==== DATA LISTING ====

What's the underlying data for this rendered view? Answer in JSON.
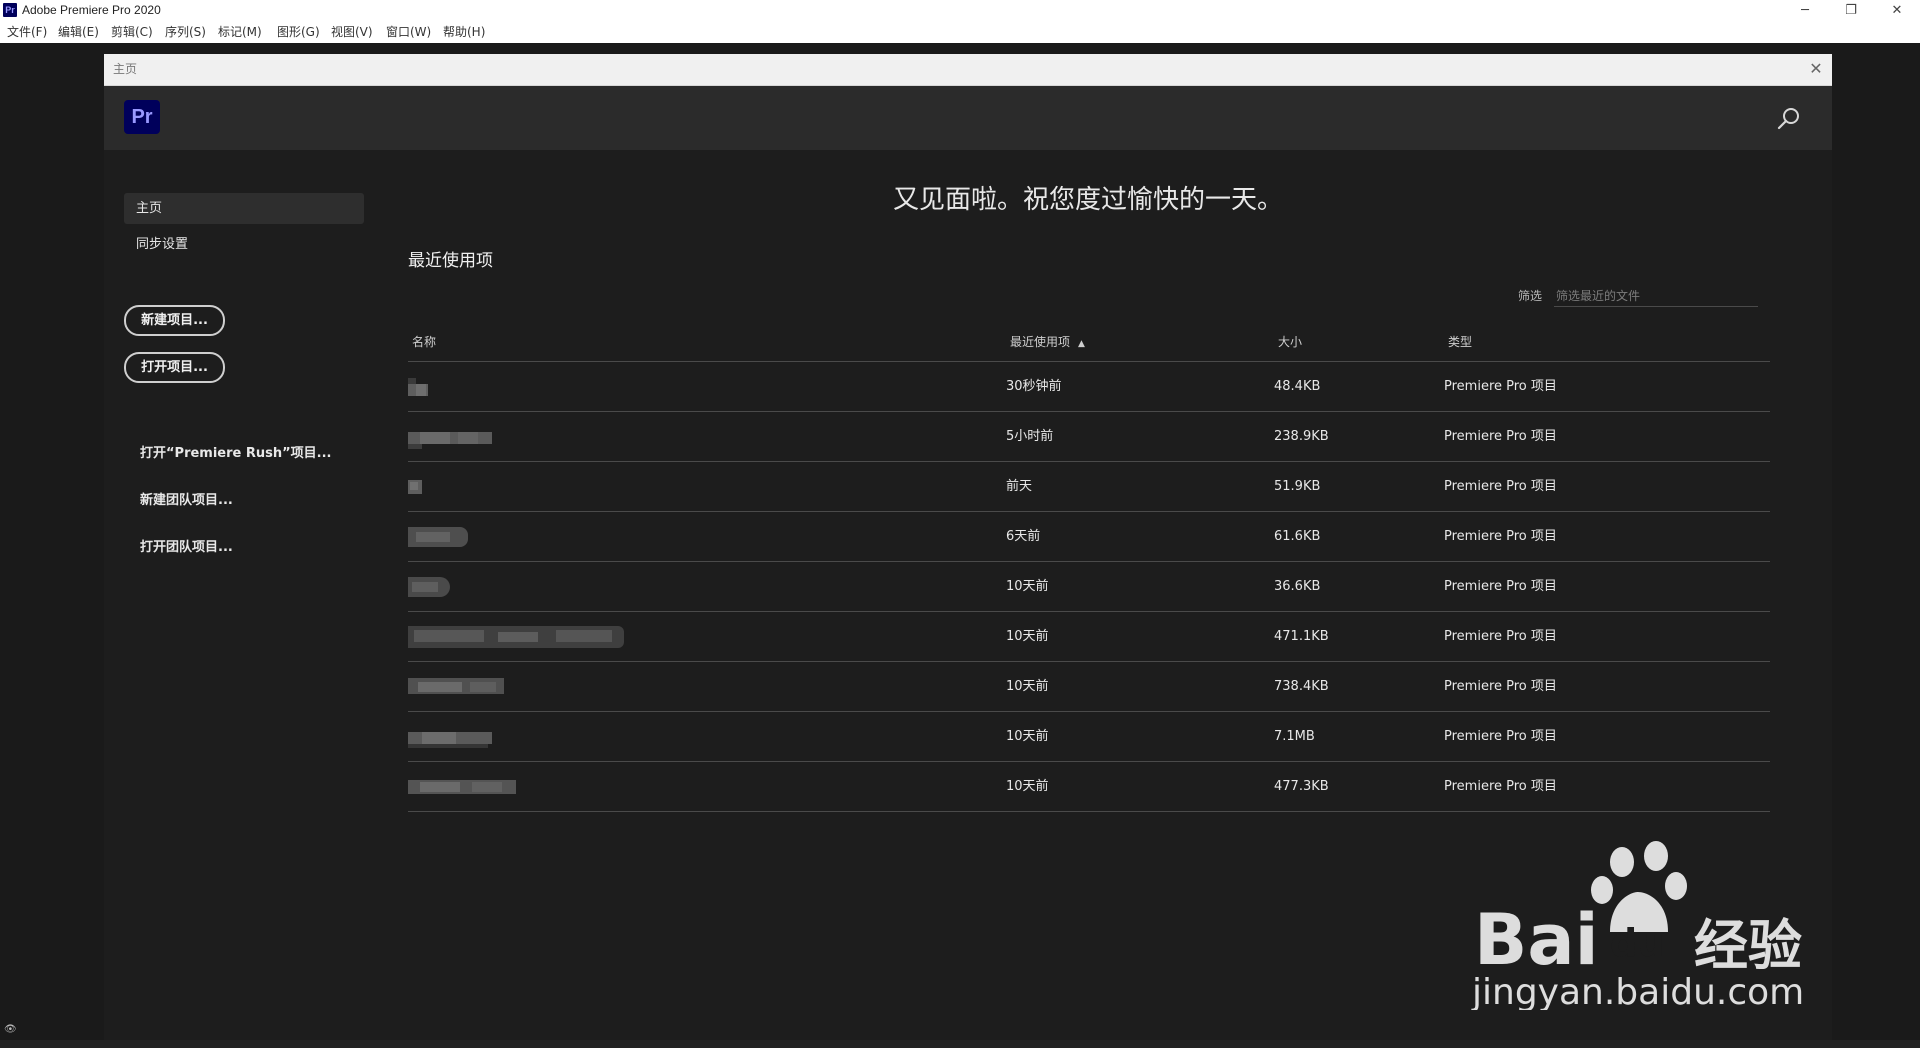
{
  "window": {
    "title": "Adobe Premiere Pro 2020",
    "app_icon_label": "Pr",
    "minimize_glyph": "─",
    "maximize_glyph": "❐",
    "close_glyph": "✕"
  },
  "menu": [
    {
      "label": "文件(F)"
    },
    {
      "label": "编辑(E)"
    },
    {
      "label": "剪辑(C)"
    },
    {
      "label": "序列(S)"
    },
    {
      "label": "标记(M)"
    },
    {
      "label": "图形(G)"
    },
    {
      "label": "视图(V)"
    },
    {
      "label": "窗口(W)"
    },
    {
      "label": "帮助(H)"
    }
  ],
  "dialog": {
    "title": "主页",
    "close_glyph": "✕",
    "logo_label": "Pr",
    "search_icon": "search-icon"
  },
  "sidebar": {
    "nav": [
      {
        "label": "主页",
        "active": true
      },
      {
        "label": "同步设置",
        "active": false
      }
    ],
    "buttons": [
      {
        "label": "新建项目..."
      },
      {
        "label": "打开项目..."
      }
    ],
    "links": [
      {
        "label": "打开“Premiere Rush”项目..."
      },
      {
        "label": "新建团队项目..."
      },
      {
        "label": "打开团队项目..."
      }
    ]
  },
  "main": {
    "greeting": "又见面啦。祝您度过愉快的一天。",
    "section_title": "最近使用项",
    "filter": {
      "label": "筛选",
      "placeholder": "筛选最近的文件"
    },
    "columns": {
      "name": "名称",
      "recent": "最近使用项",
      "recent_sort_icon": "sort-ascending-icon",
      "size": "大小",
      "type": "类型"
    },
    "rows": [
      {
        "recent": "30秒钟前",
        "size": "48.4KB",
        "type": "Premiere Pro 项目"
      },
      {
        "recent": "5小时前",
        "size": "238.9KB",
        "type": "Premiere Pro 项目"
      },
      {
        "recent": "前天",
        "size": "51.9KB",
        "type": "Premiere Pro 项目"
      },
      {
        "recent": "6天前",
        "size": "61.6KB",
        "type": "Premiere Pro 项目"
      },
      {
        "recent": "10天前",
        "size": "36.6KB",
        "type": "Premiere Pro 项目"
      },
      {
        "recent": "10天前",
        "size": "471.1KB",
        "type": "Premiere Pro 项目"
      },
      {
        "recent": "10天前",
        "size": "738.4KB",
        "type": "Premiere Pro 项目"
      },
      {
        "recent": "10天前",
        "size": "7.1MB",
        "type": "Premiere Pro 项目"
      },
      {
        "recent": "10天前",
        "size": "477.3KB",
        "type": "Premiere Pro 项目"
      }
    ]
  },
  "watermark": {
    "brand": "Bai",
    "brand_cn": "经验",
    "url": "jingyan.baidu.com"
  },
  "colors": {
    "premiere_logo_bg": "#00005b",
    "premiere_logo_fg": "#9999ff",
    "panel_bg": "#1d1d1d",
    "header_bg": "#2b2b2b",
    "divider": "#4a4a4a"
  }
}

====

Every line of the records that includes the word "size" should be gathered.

ANSWER TO THIS PROBLEM —
      "size": "大小",
        "size": "48.4KB",
        "size": "238.9KB",
        "size": "51.9KB",
        "size": "61.6KB",
        "size": "36.6KB",
        "size": "471.1KB",
        "size": "738.4KB",
        "size": "7.1MB",
        "size": "477.3KB",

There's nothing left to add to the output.